**Problem description**
Take down each entry exactly as written.

**Given data**
= = =
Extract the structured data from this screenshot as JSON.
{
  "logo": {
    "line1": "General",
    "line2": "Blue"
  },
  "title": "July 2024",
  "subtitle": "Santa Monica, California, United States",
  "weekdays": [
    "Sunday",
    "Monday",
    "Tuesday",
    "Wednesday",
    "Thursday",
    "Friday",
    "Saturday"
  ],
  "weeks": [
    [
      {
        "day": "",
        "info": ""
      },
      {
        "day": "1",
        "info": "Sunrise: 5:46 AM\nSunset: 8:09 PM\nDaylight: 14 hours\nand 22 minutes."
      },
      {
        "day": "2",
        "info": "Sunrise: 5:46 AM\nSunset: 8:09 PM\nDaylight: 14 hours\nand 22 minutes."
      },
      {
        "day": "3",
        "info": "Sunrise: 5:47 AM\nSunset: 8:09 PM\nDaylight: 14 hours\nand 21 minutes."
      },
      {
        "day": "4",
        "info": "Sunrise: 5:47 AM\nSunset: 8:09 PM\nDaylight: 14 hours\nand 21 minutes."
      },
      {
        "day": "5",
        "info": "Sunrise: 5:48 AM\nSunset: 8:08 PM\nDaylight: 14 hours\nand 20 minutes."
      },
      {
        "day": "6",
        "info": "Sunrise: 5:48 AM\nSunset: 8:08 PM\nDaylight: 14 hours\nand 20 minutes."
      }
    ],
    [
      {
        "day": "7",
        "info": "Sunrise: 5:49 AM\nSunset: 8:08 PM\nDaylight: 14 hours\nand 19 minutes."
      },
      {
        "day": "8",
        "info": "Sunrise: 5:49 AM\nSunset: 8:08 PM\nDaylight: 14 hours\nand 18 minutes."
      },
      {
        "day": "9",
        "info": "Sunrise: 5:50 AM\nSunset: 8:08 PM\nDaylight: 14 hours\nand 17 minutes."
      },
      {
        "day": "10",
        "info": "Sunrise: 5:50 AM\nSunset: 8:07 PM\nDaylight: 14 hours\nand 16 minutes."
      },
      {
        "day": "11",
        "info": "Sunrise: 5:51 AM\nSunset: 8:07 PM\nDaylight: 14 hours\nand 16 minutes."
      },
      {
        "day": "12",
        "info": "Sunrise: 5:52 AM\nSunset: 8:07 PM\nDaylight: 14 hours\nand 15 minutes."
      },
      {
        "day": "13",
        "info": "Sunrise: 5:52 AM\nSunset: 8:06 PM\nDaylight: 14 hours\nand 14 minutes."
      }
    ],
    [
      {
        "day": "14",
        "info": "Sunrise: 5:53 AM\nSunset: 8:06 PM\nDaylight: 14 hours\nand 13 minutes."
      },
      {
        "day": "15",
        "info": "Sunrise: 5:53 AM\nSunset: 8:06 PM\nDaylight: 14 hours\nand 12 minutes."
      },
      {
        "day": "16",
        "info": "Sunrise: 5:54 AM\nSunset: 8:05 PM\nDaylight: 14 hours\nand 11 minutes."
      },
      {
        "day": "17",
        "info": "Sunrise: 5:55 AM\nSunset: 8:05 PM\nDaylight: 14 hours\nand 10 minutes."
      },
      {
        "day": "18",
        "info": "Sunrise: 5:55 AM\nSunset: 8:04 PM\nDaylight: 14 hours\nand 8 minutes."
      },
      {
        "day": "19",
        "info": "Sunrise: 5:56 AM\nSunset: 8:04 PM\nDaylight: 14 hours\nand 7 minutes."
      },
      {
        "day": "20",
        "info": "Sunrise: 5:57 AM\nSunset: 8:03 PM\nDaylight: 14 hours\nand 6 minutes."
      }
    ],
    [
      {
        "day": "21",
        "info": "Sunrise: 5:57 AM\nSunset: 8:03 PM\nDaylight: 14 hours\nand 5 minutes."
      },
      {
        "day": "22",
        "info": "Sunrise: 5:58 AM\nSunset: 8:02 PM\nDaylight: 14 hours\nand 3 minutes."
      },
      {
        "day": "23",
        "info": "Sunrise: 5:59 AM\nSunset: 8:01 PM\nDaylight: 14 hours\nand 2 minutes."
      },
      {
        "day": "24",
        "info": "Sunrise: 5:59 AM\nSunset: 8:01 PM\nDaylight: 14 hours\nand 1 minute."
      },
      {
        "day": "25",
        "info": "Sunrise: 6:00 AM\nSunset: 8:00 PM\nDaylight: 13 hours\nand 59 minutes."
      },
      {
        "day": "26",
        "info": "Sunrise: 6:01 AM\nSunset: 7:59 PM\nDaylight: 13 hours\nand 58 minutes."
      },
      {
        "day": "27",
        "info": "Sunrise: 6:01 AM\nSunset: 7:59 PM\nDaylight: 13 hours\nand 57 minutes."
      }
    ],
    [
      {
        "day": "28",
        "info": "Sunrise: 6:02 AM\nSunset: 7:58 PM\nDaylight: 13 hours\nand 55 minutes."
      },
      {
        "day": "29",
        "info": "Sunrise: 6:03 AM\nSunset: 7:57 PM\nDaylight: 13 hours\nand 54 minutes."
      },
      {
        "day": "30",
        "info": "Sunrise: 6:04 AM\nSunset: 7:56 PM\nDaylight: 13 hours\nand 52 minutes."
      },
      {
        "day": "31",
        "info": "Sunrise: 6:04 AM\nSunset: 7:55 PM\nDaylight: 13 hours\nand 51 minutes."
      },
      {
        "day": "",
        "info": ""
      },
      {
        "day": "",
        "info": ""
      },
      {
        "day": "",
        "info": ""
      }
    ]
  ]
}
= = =
**Expected answer**
Extract the structured data from this screenshot as JSON.
{
  "logo": {
    "line1": "General",
    "line2": "Blue"
  },
  "title": "July 2024",
  "subtitle": "Santa Monica, California, United States",
  "weekdays": [
    "Sunday",
    "Monday",
    "Tuesday",
    "Wednesday",
    "Thursday",
    "Friday",
    "Saturday"
  ],
  "weeks": [
    [
      {
        "day": "",
        "info": ""
      },
      {
        "day": "1",
        "info": "Sunrise: 5:46 AM\nSunset: 8:09 PM\nDaylight: 14 hours\nand 22 minutes."
      },
      {
        "day": "2",
        "info": "Sunrise: 5:46 AM\nSunset: 8:09 PM\nDaylight: 14 hours\nand 22 minutes."
      },
      {
        "day": "3",
        "info": "Sunrise: 5:47 AM\nSunset: 8:09 PM\nDaylight: 14 hours\nand 21 minutes."
      },
      {
        "day": "4",
        "info": "Sunrise: 5:47 AM\nSunset: 8:09 PM\nDaylight: 14 hours\nand 21 minutes."
      },
      {
        "day": "5",
        "info": "Sunrise: 5:48 AM\nSunset: 8:08 PM\nDaylight: 14 hours\nand 20 minutes."
      },
      {
        "day": "6",
        "info": "Sunrise: 5:48 AM\nSunset: 8:08 PM\nDaylight: 14 hours\nand 20 minutes."
      }
    ],
    [
      {
        "day": "7",
        "info": "Sunrise: 5:49 AM\nSunset: 8:08 PM\nDaylight: 14 hours\nand 19 minutes."
      },
      {
        "day": "8",
        "info": "Sunrise: 5:49 AM\nSunset: 8:08 PM\nDaylight: 14 hours\nand 18 minutes."
      },
      {
        "day": "9",
        "info": "Sunrise: 5:50 AM\nSunset: 8:08 PM\nDaylight: 14 hours\nand 17 minutes."
      },
      {
        "day": "10",
        "info": "Sunrise: 5:50 AM\nSunset: 8:07 PM\nDaylight: 14 hours\nand 16 minutes."
      },
      {
        "day": "11",
        "info": "Sunrise: 5:51 AM\nSunset: 8:07 PM\nDaylight: 14 hours\nand 16 minutes."
      },
      {
        "day": "12",
        "info": "Sunrise: 5:52 AM\nSunset: 8:07 PM\nDaylight: 14 hours\nand 15 minutes."
      },
      {
        "day": "13",
        "info": "Sunrise: 5:52 AM\nSunset: 8:06 PM\nDaylight: 14 hours\nand 14 minutes."
      }
    ],
    [
      {
        "day": "14",
        "info": "Sunrise: 5:53 AM\nSunset: 8:06 PM\nDaylight: 14 hours\nand 13 minutes."
      },
      {
        "day": "15",
        "info": "Sunrise: 5:53 AM\nSunset: 8:06 PM\nDaylight: 14 hours\nand 12 minutes."
      },
      {
        "day": "16",
        "info": "Sunrise: 5:54 AM\nSunset: 8:05 PM\nDaylight: 14 hours\nand 11 minutes."
      },
      {
        "day": "17",
        "info": "Sunrise: 5:55 AM\nSunset: 8:05 PM\nDaylight: 14 hours\nand 10 minutes."
      },
      {
        "day": "18",
        "info": "Sunrise: 5:55 AM\nSunset: 8:04 PM\nDaylight: 14 hours\nand 8 minutes."
      },
      {
        "day": "19",
        "info": "Sunrise: 5:56 AM\nSunset: 8:04 PM\nDaylight: 14 hours\nand 7 minutes."
      },
      {
        "day": "20",
        "info": "Sunrise: 5:57 AM\nSunset: 8:03 PM\nDaylight: 14 hours\nand 6 minutes."
      }
    ],
    [
      {
        "day": "21",
        "info": "Sunrise: 5:57 AM\nSunset: 8:03 PM\nDaylight: 14 hours\nand 5 minutes."
      },
      {
        "day": "22",
        "info": "Sunrise: 5:58 AM\nSunset: 8:02 PM\nDaylight: 14 hours\nand 3 minutes."
      },
      {
        "day": "23",
        "info": "Sunrise: 5:59 AM\nSunset: 8:01 PM\nDaylight: 14 hours\nand 2 minutes."
      },
      {
        "day": "24",
        "info": "Sunrise: 5:59 AM\nSunset: 8:01 PM\nDaylight: 14 hours\nand 1 minute."
      },
      {
        "day": "25",
        "info": "Sunrise: 6:00 AM\nSunset: 8:00 PM\nDaylight: 13 hours\nand 59 minutes."
      },
      {
        "day": "26",
        "info": "Sunrise: 6:01 AM\nSunset: 7:59 PM\nDaylight: 13 hours\nand 58 minutes."
      },
      {
        "day": "27",
        "info": "Sunrise: 6:01 AM\nSunset: 7:59 PM\nDaylight: 13 hours\nand 57 minutes."
      }
    ],
    [
      {
        "day": "28",
        "info": "Sunrise: 6:02 AM\nSunset: 7:58 PM\nDaylight: 13 hours\nand 55 minutes."
      },
      {
        "day": "29",
        "info": "Sunrise: 6:03 AM\nSunset: 7:57 PM\nDaylight: 13 hours\nand 54 minutes."
      },
      {
        "day": "30",
        "info": "Sunrise: 6:04 AM\nSunset: 7:56 PM\nDaylight: 13 hours\nand 52 minutes."
      },
      {
        "day": "31",
        "info": "Sunrise: 6:04 AM\nSunset: 7:55 PM\nDaylight: 13 hours\nand 51 minutes."
      },
      {
        "day": "",
        "info": ""
      },
      {
        "day": "",
        "info": ""
      },
      {
        "day": "",
        "info": ""
      }
    ]
  ]
}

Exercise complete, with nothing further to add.